therefore, preferably one of the harder plastics such as Bakelite or one of the vinyl resins, which should impregnate the transformer core and windings in case the connector must be used under water. i
I It will be apparent that, since the primary portion N of the transformer remains at all times in the circuit or the ampliiler or other device feeding current to the connector, the removal of the portion I I and the output device II will have conslderably less ellect upon the load impedance on the amplifier than in the case of a conductive connector. Furthermore, it will be observed upon inspection oi Pig. 2 that the two outer upstanding pole pieces 0! the lower half 0! the transformer core extend inwardly, as indicated at It. toward the central pole piece 1!. This reduces the reluctance oi the magnetic path in this (lower) hall of the core, hence its reluctance when the upper half is disconnected is relatively low and'not very much diii'erent from the reluctance o! the magnetic path through the transformer when both of its halves are in circuit.
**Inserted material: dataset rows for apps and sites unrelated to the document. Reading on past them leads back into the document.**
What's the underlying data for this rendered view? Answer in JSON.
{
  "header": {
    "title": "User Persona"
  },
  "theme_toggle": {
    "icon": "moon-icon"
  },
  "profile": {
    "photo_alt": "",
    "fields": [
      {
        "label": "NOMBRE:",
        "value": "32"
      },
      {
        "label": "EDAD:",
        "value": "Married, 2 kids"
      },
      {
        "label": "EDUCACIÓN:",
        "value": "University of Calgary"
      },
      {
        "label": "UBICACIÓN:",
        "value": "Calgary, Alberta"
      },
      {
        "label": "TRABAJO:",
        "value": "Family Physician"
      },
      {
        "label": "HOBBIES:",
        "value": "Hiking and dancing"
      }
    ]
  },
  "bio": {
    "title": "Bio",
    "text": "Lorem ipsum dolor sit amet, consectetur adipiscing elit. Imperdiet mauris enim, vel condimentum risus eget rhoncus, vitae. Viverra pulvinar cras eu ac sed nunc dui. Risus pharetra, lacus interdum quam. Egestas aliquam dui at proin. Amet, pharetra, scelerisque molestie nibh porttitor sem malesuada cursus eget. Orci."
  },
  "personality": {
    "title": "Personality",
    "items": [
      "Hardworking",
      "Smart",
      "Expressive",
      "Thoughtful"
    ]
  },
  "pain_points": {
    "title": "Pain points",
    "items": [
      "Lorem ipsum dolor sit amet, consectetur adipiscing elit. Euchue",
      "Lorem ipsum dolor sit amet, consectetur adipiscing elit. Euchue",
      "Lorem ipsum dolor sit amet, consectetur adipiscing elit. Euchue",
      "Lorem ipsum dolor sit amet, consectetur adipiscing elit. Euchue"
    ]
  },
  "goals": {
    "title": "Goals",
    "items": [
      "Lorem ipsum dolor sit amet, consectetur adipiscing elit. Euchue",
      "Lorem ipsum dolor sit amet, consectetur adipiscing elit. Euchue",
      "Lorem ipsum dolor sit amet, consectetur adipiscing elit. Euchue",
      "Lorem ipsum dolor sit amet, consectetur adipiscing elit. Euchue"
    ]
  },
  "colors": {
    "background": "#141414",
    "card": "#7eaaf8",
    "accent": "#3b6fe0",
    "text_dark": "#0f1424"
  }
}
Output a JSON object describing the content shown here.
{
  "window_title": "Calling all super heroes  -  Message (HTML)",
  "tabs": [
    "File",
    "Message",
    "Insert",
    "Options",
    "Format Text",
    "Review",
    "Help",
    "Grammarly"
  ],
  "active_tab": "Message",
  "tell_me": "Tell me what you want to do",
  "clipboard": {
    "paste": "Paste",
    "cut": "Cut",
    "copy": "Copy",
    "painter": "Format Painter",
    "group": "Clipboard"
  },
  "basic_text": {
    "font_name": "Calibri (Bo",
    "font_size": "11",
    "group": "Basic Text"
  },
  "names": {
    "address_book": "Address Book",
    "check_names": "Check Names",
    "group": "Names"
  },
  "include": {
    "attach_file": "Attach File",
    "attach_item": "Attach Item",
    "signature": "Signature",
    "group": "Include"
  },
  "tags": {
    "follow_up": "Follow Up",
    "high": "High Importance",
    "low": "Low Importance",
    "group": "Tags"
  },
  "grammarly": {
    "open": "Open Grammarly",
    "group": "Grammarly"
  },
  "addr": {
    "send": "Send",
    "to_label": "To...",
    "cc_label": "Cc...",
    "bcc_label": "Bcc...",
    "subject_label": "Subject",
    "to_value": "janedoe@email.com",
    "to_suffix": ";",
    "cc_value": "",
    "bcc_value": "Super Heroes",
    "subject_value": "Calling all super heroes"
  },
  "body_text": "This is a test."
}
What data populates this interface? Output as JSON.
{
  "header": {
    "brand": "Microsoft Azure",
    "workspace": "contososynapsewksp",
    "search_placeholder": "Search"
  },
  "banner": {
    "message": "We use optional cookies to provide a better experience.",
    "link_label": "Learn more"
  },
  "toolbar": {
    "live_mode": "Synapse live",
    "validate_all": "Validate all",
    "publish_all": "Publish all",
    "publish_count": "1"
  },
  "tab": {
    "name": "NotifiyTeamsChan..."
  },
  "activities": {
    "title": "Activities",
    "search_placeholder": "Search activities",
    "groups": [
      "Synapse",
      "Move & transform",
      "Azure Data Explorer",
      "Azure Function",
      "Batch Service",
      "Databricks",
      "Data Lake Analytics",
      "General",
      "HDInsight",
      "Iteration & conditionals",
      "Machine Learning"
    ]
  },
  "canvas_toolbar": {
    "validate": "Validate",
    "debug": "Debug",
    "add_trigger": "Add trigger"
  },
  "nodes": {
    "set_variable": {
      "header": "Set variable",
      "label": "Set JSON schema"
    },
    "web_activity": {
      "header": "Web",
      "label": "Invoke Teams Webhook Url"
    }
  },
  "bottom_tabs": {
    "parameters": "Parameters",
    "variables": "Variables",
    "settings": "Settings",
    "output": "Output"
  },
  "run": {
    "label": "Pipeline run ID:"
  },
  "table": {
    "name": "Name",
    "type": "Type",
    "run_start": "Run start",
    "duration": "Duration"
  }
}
Thus, the removal of the upper hall of the transformer has but little eilect upon the output circuit of the amplifier.
Although the connector has been described as having the primary portion of the transformer stationary and the secondary portion removable, it will be understood that the functions of these parts may be reversed, as the connector may be used, for example, to connect a microphone to the input of an amplifier. It will also be apparent that the connector may be used as an impedance matching transformer, o that the primary impedance is appropriately matched to the output of the amplifier while the secondary impedance is appropriately matched to the impedance of the particular output device connected thereto.
asvaeee If desired, the removable member ll may be secured to the rind member II by an appropriate bayonet Joint, or the equivalent thereof, including pins ll. Either this arrangement or some equivalent orienting device is desirable i! the transformer core halves are of the E type. If, however, the transformer core halves are circular, so that no specific orientation is required, other appropriate securing means may be used. In the case or outdoor motion picture theatres, the bayonet Joint is particularly desirable to prevent the inadvertent removal or the output devices which may be temporarily hung on an automobile.
I claim as my invention:
A closed core transformer including a core comprising two discrete halves, each or said core halves comprising a magnetic structure having a pair of oppositely located upstanding pole pieces, a hermetically sealed casing in which one ofsaid core halves is contained, the pole pieces of said one' of said core halves having inwardly extending portions defining an air gap of relatively low reluctance within said casing, and means for removably mounting the other or said core halves upon said casing with its pole pieces in register with and magnetically coupled through said casing with the pole pieces of said encased halves of said core.